Professor Ben White secures ARC Future Fellowship

Professor Ben White, from QUT’s Australian Centre for Health Law Research (ACHLR), is one of four QUT researchers named as Australian Research Council (ARC) Future Fellows.

Professor Ben White

ARC Future Fellow Professor Ben White

Ben will receive $932,498 to investigate enhancing end-of-life care through a new and holistic regulatory framework. Current regulations are complex and fragmented and can cause distress to patients, families and health professionals.

The project’s aim is to help provide better palliative care, more patient involvement in decisions, reduced patient-doctor conflict and a more efficient health system.

From extensive research, Professor White and ACHLR colleague Professor Lindy Willmott developed and launched the End of Life Law for Clinicians training program. This is a free program to help medical professionals better understand this changing area of law and deal with situations when they encounter them.

We congratulate Ben and wish him continued success as an ARC Future Fellow.

About Ben White

Ben was a foundation Director of the Australian Centre for Health Law Research for six years (2013-2018). He has published extensively in the area of health law, with a particular focus on end of life decision-making.

Ben’s research has had significant impact leading to changes in law, policy and practice. His work has been adopted by parliaments, courts and tribunals, and law reform commissions and has also influenced State and national end-of-life policy and prompted changes to clinical education in universities, hospitals and health departments.
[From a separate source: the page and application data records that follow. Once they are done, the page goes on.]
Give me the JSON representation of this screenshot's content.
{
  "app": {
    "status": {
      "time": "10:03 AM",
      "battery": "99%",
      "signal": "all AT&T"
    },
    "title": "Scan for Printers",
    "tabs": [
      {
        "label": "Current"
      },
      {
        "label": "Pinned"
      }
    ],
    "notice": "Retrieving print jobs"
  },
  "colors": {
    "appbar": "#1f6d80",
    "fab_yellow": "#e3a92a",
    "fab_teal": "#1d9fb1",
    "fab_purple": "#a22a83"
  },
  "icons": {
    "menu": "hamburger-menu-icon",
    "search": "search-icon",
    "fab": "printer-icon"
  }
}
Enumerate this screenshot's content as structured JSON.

You can learn more about Ben and his research and publications in his staff profile.

No room for pollies’ personal views in euthanasia debate
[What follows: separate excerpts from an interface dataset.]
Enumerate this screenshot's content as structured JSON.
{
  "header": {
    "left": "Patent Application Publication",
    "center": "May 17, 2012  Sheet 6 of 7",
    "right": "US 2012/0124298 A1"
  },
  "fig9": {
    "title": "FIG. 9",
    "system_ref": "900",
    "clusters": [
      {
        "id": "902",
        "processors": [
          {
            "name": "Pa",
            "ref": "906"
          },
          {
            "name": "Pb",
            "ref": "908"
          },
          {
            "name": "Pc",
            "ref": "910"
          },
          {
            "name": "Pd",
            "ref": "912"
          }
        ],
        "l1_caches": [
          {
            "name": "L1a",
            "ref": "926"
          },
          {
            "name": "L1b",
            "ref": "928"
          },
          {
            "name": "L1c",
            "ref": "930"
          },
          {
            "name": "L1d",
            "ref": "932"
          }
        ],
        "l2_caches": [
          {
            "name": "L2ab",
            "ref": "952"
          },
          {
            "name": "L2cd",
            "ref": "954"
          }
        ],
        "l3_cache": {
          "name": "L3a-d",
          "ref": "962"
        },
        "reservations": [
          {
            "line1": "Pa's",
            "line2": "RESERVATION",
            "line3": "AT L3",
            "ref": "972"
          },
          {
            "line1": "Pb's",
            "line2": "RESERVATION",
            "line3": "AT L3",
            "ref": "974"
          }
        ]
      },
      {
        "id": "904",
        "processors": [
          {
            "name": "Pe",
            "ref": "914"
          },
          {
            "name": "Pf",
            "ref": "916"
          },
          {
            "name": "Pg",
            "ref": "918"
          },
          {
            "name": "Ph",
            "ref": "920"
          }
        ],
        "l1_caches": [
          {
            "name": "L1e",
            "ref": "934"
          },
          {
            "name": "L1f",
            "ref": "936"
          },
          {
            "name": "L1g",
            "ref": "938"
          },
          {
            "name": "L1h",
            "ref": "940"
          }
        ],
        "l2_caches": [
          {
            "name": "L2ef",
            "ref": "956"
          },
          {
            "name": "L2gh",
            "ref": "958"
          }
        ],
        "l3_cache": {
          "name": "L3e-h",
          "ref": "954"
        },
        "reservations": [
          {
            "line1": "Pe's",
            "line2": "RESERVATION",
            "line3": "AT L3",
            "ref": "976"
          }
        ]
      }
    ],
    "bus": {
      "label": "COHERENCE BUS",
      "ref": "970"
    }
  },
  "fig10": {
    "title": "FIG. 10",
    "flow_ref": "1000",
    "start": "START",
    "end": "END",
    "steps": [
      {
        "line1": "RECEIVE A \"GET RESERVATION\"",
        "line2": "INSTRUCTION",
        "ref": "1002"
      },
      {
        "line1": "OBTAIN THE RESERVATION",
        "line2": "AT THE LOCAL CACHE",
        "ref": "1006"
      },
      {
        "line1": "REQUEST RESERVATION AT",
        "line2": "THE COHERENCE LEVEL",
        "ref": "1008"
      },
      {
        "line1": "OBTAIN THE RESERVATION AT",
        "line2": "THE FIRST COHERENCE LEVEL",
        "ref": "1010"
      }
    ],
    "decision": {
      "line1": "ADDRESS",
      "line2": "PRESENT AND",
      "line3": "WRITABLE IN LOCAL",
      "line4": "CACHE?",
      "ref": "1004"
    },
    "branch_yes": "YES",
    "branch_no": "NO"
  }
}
Whatever the opinion of the public, academics or medical professionals, QUT researchers say it will be politicians who decide on whether laws on euthanasia, or voluntary assisted dying, are changed.

  • Politicians’ personal views on euthanasia should not drive the debate
  • Issues of public concern, such as the impact on vulnerable people, should instead be at the forefront  Parliament’s role is to protect the vulnerable if laws are changed
  • Legislation applies to all; not just people with one view or another
  • Individuals are free to reject euthanasia as an option for themselves based on their own personal beliefs, so the fairest option is to make euthanasia lawful
  • Conscience votes on euthanasia not optimal, but may remain the only way to decide the issue
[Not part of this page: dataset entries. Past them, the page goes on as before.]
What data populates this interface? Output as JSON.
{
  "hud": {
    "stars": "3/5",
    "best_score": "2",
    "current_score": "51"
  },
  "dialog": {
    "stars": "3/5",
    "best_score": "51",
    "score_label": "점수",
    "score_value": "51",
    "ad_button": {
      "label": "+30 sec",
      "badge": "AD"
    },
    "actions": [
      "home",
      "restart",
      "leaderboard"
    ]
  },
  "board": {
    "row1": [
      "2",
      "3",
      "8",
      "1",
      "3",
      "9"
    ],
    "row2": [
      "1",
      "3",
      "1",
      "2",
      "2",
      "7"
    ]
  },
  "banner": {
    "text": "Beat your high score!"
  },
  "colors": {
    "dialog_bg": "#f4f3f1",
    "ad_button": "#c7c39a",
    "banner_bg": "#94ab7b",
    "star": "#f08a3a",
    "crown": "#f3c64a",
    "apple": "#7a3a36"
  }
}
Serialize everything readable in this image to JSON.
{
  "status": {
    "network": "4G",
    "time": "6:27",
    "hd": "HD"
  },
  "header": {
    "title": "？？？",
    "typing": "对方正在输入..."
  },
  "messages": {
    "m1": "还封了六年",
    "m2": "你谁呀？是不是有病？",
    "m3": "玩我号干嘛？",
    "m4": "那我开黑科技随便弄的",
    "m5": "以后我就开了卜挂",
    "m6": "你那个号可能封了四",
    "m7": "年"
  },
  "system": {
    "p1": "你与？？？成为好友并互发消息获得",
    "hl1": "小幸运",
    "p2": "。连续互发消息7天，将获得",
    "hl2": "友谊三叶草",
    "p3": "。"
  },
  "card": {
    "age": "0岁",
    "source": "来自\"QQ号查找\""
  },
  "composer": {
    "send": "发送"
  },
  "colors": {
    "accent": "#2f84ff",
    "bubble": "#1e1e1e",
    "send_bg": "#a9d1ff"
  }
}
Researchers from QUT’s Australian Centre for Health Law Research (ACHLR) have published an article – Informing the Euthanasia Debate: Perceptions of Australian Politicians – in the University of New South Wales Law Journal on how politicians approach euthanasia and assisted suicide when they are voting on whether to pass a bill legalising such practices.

Led by Dr Andrew McGee, their paper follows the recent passing of the Voluntary Assisted Dying Act 2017 in Victoria, and covers a rarely examined perspective of the debate.

Learn more about ACHLR on their website or follow their twitter account @HealthLawQUT. 

You can read the full article and reach our media contacts on the QUT news page.